A fired employee can experience a wide range of emotions following dismissal: sadness at the loss of financial security and relationships with his colleagues; fear at the prospect of searching for a new job; and confusion about why she was fired in the first place. Another common reaction following termination is anger, which is typically directed at the former employer. That anger is often expressed in statements like “How could they?!” and “It’s not fair, after all I’ve done for them!”, and a desire to make the employer pay…literally.
As hard as it may be for some employees to believe, however, an employer hasn’t done anything “wrong” merely by virtue of firing them. Under Canadian employment law, assuming there is no written contract in place limiting the employee’s entitlements on termination, an employer can dismiss an employee at any time without cause so long as the employer gives her reasonable notice of termination, or pay in lieu of such notice often called severance. How much notice, or pay, is “reasonable” will vary depending on the employee’s circumstances (a topic for another day).
But what about when an employee believes he was wrongly treated by his employer in the firing process? Will an employer face additional liability for mistreating the employee at the time of termination? Possibly.
Under the law, an employer has an obligation to act fairly and in good faith when firing an employee. If, in the course of firing, an employer treats an employee in a malicious, oppressive or high-handed manner, the employee may be entitled to something called “punitive damages”.
As the term suggests, the purpose of a punitive damages award is to punish the employer, rather than compensate the employee. For a dismissal to attract punitive damages, the employer must have engaged in conduct that was “harsh, vindictive, reprehensible and malicious”, as well as “extreme in its nature and such that by any reasonable standard it is deserving of full condemnation and punishment”.
A high threshold indeed. Not surprisingly, punitive damages awards are relatively rare in Canada. However, they are certainly not unheard of – in fact, the BC Supreme Court recently awarded one of our employee clients $50,000 in punitive damages after her employer conducted a haphazard workplace investigation and treated her unfairly and in an unduly insensitive manner in the course of her dismissal.
So how far does an employer have to go before it is at risk of a punitive damages award?
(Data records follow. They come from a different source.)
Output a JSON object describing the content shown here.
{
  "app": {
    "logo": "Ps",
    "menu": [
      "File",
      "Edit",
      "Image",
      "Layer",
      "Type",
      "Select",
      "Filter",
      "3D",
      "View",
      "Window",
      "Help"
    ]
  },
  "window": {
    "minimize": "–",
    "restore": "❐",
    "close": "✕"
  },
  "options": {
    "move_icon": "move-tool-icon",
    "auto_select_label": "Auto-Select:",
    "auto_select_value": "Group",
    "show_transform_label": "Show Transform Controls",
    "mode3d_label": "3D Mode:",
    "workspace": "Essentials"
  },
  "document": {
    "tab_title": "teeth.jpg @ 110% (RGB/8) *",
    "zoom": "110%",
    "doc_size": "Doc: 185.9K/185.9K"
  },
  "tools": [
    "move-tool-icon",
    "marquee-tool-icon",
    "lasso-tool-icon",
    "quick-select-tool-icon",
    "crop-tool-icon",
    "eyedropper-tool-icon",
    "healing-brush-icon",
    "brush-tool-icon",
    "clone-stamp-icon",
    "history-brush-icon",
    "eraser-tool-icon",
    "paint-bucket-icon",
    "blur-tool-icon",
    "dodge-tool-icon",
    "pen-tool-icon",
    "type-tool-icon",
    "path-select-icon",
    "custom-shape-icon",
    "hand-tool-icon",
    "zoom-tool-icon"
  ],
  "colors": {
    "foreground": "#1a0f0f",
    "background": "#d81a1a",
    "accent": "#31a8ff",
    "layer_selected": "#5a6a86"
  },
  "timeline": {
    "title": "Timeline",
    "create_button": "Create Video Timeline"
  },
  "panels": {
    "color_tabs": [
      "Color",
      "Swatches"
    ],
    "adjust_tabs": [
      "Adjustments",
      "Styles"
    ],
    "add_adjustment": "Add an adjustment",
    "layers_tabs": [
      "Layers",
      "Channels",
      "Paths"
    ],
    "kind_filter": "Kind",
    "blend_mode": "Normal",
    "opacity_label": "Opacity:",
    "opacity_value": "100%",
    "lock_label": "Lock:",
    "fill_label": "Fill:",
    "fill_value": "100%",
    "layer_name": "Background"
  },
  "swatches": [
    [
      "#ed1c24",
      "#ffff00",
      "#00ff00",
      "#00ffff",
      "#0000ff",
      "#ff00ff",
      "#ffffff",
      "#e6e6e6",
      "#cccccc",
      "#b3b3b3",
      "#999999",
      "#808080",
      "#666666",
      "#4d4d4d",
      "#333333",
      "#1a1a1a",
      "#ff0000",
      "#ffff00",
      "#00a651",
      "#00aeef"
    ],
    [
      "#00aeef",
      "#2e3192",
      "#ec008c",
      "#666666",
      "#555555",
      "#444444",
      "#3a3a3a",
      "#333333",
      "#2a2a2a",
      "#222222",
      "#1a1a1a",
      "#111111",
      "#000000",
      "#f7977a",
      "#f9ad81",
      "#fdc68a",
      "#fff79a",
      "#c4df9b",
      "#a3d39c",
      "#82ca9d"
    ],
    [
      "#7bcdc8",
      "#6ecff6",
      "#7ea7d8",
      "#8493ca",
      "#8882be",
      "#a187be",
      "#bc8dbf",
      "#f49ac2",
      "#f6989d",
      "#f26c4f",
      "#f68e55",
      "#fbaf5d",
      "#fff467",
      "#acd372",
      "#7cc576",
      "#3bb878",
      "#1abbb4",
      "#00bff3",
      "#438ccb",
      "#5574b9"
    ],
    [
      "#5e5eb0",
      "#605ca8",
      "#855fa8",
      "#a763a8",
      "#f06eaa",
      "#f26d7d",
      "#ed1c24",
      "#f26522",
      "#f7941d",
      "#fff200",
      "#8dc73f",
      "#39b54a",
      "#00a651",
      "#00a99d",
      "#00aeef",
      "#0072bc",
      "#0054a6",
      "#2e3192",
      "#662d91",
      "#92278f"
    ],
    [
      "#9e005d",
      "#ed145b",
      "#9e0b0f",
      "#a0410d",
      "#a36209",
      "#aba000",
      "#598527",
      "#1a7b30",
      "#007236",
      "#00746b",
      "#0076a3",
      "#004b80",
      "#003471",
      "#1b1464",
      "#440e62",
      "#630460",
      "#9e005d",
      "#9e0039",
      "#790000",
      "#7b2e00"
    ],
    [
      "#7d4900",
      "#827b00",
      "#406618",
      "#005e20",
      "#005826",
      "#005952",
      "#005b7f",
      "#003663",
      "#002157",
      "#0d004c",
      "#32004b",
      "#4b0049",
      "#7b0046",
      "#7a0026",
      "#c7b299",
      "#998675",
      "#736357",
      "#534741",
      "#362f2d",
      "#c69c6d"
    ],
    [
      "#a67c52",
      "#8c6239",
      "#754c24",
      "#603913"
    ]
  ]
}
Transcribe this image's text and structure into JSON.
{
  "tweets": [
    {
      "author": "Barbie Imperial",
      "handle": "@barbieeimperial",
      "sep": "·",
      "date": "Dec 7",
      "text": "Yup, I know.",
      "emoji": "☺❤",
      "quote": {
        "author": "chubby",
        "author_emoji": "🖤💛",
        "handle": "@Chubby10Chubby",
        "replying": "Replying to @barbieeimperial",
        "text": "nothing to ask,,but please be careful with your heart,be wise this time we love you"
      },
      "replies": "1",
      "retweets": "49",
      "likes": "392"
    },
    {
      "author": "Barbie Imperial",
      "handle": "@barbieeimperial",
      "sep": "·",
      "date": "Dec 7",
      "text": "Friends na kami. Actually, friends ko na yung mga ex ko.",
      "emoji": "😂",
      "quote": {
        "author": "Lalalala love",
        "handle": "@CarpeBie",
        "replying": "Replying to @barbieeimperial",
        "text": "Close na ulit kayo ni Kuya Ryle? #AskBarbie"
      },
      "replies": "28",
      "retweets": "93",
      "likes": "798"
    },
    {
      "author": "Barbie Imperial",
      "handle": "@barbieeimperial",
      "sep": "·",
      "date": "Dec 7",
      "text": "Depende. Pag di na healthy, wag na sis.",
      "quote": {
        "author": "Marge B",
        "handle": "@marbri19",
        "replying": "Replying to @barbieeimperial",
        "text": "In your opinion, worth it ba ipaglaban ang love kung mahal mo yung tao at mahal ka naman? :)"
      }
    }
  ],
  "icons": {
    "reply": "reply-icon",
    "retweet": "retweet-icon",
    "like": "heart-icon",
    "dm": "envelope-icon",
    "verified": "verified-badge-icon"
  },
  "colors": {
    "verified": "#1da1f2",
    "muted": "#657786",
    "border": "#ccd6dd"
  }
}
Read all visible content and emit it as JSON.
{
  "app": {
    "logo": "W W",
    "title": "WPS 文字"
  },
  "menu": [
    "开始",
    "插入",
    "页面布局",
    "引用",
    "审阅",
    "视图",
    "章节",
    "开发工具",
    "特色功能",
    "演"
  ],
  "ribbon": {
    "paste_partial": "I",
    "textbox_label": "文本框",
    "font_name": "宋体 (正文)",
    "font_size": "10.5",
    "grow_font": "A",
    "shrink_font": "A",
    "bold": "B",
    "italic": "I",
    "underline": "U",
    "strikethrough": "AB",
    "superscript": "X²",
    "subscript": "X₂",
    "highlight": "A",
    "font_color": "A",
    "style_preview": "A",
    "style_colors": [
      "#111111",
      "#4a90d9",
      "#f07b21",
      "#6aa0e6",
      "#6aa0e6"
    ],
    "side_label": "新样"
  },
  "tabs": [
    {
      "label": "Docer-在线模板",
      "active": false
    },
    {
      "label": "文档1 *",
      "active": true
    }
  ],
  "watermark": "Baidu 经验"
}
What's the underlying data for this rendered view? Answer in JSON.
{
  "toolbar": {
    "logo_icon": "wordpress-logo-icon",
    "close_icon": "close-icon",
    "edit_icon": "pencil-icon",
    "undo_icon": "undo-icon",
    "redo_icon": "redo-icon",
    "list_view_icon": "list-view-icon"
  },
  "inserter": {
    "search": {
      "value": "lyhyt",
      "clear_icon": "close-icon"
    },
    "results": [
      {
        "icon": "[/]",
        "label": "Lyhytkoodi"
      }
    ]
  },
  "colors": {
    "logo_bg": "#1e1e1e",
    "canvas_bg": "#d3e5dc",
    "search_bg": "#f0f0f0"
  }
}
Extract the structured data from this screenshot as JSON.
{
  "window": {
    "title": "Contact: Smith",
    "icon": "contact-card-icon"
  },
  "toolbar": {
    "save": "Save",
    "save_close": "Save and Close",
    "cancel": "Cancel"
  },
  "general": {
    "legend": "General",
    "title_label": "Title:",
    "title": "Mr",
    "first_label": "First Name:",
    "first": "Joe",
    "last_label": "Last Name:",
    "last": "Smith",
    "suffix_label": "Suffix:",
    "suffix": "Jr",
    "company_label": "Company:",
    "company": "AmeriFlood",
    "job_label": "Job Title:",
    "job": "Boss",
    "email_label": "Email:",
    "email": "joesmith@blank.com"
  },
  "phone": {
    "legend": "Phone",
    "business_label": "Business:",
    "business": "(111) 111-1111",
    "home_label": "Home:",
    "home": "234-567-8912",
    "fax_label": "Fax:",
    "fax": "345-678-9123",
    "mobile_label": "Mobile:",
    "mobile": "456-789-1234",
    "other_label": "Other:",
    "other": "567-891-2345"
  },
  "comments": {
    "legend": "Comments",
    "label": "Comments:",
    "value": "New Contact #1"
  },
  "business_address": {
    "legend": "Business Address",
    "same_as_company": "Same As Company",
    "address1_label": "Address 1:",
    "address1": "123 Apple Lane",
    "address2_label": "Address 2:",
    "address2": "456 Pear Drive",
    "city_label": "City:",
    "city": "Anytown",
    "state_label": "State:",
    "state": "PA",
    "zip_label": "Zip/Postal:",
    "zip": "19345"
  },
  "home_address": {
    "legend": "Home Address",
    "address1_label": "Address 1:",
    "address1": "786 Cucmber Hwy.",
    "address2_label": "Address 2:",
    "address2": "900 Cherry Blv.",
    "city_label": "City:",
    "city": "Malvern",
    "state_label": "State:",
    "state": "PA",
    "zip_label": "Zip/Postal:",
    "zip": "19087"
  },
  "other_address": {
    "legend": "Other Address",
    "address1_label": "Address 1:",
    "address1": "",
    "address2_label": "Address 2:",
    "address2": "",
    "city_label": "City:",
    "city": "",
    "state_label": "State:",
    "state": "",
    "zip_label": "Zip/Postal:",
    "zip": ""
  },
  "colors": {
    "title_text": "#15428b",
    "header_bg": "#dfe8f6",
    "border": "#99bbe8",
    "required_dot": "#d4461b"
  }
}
Here are just a few examples of employer conduct that can lead to this type of liability:
- Prior to hiring the employee, the employer misrepresents to her important aspects of the employment relationship, such as job security, to convince her to relocate, leave secure employment and/or accept employment, then later fires her.
- The employer fabricates grounds for just cause for termination, maintains unfounded allegations of cause, or treats an employee in a humiliating manner.
- The employer requires the employee to resign before giving him a reference letter.
- The employer utilizes “hardball” tactics to intimidate the employee into withdrawing or settling his wrongful dismissal suit, such as withholding money the employer owes the employee under the Employment Standards Act.
Assuming a court finds that punitive damages are warranted, how will the judge assign a dollar value to the employer’s punishment? Here are some questions the Canadian courts have considered in assessing a punitive damages award:
- Was the misconduct planned and deliberate?
- What was the employer’s intent and motive?
- Did the employer persist in the outrageous conduct over a lengthy period of time?
- Did the employer conceal or try to cover up its misconduct?
- Has the employer suffered other punishment for the misconduct in question?
Lesson for Employees
It is natural and normal to experience a wide range of painful emotions when you get fired. However, it can be helpful to take some time following dismissal to reflect on whether yours are the typical feelings that follow job loss, or whether your suffering is a result of the harsh and insensitive way you were treated by your employer at the end of the employment relationship. Given the high threshold for awarding punitive damages, employees are well advised to seek legal advice before claiming such amounts from their former employer.
Lesson for Employers
When the decision to terminate has been made, there is often a desire to sever the employment relationship as quickly as possible so that both parties can move on. However, it is important for employers to remember that dismissal is usually an upsetting, stressful event for the fired employee. Employers are encouraged to establish policies and practices relating to termination that will ensure that an employee is treated sensitively and with respect in the course of dismissal. One option is to include an offer of psychological or outplacement/career counselling to provide the employee with emotional support as he undergoes his job transition.
Have questions about a dismissal? Contact us!